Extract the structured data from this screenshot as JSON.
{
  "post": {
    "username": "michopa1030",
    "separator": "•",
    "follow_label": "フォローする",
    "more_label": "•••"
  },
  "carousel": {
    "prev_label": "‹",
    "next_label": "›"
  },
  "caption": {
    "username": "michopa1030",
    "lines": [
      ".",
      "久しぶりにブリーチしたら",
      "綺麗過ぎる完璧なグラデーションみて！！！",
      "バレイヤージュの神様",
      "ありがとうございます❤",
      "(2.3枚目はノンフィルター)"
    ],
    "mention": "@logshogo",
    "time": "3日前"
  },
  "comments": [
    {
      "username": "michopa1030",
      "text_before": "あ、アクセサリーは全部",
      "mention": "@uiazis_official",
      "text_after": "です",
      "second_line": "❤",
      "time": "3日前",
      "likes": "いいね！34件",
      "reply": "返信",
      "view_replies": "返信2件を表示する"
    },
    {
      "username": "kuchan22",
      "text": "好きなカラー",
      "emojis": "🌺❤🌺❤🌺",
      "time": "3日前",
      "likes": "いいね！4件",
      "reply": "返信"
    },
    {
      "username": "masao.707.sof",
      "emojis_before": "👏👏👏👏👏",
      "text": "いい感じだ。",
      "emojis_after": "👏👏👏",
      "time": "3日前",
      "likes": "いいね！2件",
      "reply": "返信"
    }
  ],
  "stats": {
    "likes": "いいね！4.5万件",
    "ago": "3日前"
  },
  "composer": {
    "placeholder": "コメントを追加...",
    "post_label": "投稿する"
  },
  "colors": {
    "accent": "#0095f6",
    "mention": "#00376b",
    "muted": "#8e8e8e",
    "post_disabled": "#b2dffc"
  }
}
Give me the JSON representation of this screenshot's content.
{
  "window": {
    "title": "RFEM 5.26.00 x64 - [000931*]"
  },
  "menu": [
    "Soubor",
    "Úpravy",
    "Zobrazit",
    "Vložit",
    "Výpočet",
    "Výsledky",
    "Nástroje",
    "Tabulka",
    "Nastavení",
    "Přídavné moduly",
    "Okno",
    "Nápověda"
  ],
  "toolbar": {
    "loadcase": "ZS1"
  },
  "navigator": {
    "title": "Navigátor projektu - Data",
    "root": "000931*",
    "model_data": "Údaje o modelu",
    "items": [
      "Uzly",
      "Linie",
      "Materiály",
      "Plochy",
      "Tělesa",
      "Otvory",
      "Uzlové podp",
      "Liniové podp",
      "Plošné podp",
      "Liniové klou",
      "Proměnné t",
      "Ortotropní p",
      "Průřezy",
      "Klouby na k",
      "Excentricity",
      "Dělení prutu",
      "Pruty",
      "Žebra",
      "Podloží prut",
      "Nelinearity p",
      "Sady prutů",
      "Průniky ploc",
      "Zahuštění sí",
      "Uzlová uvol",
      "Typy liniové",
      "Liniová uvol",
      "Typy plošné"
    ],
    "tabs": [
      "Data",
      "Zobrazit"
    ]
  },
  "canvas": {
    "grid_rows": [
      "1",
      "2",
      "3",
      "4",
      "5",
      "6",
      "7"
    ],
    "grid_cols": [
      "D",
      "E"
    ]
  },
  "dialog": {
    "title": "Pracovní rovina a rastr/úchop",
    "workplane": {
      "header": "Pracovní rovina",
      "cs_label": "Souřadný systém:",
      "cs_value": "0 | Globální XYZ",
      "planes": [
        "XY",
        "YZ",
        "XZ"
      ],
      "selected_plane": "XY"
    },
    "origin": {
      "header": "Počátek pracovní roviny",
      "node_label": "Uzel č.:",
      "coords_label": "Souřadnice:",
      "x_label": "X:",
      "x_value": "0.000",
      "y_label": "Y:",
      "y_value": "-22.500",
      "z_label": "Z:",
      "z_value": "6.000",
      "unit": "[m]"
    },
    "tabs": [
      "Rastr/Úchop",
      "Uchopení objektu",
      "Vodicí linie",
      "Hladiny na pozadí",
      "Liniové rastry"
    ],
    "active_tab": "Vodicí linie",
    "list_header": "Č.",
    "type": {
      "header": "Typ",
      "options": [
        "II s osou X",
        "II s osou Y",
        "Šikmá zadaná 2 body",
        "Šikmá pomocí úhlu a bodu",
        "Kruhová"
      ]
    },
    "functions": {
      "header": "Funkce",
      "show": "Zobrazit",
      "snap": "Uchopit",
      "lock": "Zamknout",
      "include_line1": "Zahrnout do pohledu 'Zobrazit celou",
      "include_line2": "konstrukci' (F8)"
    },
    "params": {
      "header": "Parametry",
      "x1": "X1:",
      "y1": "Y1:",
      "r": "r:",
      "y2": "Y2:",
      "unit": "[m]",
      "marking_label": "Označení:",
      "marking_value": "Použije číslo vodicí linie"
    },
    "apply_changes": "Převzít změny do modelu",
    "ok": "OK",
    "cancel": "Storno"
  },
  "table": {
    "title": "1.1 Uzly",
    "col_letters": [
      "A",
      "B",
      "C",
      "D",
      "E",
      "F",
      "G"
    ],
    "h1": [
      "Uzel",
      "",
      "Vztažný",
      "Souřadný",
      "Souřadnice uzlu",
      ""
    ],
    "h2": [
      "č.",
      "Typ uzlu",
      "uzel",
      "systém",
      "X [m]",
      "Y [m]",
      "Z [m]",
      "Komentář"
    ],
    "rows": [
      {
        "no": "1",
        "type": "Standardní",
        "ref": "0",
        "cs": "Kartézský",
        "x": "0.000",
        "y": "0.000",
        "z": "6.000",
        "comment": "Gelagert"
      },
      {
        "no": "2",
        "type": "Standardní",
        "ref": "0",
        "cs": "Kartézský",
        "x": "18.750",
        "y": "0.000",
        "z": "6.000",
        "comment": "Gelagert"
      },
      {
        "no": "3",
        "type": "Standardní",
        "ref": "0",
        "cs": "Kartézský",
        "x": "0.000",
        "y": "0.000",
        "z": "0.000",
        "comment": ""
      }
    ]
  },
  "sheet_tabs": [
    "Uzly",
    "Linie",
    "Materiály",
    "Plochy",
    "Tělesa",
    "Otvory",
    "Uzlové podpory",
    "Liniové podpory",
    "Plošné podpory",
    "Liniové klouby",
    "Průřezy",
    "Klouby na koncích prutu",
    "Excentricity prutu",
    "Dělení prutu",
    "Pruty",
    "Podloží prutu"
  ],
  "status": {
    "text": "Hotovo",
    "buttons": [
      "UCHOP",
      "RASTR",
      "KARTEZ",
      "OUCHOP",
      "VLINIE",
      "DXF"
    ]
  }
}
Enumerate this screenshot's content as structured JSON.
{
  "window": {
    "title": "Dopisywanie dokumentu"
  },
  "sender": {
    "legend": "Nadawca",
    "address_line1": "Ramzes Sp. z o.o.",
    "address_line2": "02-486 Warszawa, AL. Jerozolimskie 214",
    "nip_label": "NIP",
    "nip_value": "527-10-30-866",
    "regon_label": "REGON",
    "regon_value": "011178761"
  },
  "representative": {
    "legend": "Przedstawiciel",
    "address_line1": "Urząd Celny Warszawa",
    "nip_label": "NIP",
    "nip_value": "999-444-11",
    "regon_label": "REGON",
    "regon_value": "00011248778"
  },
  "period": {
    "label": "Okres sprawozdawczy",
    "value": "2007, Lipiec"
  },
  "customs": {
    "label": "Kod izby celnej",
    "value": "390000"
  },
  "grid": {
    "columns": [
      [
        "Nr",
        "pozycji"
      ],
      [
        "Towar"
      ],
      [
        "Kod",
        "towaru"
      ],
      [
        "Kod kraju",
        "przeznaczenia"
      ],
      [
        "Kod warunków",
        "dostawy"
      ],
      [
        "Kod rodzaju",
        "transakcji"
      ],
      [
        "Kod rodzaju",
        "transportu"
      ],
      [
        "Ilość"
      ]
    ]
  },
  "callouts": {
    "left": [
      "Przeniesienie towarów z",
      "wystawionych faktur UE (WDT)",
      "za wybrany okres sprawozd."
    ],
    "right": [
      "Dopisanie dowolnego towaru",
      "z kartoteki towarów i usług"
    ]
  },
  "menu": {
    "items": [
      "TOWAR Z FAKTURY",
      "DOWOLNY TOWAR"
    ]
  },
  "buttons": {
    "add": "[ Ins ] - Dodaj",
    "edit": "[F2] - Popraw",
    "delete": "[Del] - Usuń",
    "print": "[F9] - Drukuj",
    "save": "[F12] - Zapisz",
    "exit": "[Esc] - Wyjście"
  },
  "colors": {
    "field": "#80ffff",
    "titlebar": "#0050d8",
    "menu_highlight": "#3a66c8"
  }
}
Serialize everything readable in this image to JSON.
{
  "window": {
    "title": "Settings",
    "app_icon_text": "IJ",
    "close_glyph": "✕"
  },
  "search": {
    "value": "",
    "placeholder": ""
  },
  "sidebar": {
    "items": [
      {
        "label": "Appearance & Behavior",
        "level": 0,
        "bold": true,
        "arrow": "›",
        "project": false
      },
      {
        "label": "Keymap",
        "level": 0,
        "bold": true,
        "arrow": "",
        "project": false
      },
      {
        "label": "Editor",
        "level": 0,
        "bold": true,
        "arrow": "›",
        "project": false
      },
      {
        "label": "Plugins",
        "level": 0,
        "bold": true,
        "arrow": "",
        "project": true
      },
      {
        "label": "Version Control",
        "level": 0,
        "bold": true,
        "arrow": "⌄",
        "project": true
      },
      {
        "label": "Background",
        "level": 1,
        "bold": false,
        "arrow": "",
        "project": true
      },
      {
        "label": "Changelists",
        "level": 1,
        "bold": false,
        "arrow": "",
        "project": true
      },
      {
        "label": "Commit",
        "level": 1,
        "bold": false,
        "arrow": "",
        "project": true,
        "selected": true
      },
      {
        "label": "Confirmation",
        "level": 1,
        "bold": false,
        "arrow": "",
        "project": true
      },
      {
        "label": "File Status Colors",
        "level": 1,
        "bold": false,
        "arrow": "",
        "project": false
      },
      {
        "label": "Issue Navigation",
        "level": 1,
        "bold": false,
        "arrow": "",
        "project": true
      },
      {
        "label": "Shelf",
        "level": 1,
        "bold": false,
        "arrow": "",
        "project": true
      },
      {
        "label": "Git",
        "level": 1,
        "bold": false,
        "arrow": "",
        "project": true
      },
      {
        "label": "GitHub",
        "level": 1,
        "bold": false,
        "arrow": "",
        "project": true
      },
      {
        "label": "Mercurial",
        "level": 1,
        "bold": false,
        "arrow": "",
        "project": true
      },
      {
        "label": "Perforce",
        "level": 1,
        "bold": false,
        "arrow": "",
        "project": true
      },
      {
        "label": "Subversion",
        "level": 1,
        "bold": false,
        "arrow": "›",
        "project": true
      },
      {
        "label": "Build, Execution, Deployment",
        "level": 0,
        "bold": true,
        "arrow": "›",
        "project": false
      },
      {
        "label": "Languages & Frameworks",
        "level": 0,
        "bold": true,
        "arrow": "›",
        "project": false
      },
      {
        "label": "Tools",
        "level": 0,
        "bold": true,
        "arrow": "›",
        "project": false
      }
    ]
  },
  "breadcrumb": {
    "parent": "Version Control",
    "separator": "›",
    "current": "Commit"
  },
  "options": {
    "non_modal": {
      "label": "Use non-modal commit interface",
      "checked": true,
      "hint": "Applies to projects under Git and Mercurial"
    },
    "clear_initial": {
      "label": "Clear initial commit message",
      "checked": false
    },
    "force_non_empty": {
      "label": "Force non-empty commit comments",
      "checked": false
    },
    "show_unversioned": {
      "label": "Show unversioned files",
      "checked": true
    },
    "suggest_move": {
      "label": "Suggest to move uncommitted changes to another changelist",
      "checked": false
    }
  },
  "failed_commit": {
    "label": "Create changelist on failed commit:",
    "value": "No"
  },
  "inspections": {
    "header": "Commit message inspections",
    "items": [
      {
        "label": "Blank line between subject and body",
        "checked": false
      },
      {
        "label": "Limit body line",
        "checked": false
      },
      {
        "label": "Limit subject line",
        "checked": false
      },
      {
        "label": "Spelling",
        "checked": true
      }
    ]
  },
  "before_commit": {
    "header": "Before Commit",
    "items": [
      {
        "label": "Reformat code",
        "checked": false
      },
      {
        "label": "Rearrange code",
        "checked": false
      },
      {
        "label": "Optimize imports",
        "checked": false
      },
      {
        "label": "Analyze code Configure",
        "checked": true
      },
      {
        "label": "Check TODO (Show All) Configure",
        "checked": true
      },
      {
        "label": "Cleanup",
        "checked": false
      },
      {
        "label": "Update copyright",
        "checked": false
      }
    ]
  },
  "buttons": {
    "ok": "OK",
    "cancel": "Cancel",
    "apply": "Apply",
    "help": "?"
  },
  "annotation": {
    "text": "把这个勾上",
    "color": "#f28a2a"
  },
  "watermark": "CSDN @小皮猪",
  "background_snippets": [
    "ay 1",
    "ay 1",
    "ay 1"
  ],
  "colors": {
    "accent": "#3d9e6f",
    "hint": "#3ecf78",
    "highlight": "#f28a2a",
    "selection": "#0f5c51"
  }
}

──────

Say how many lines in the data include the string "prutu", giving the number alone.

▶ Exercise result: 5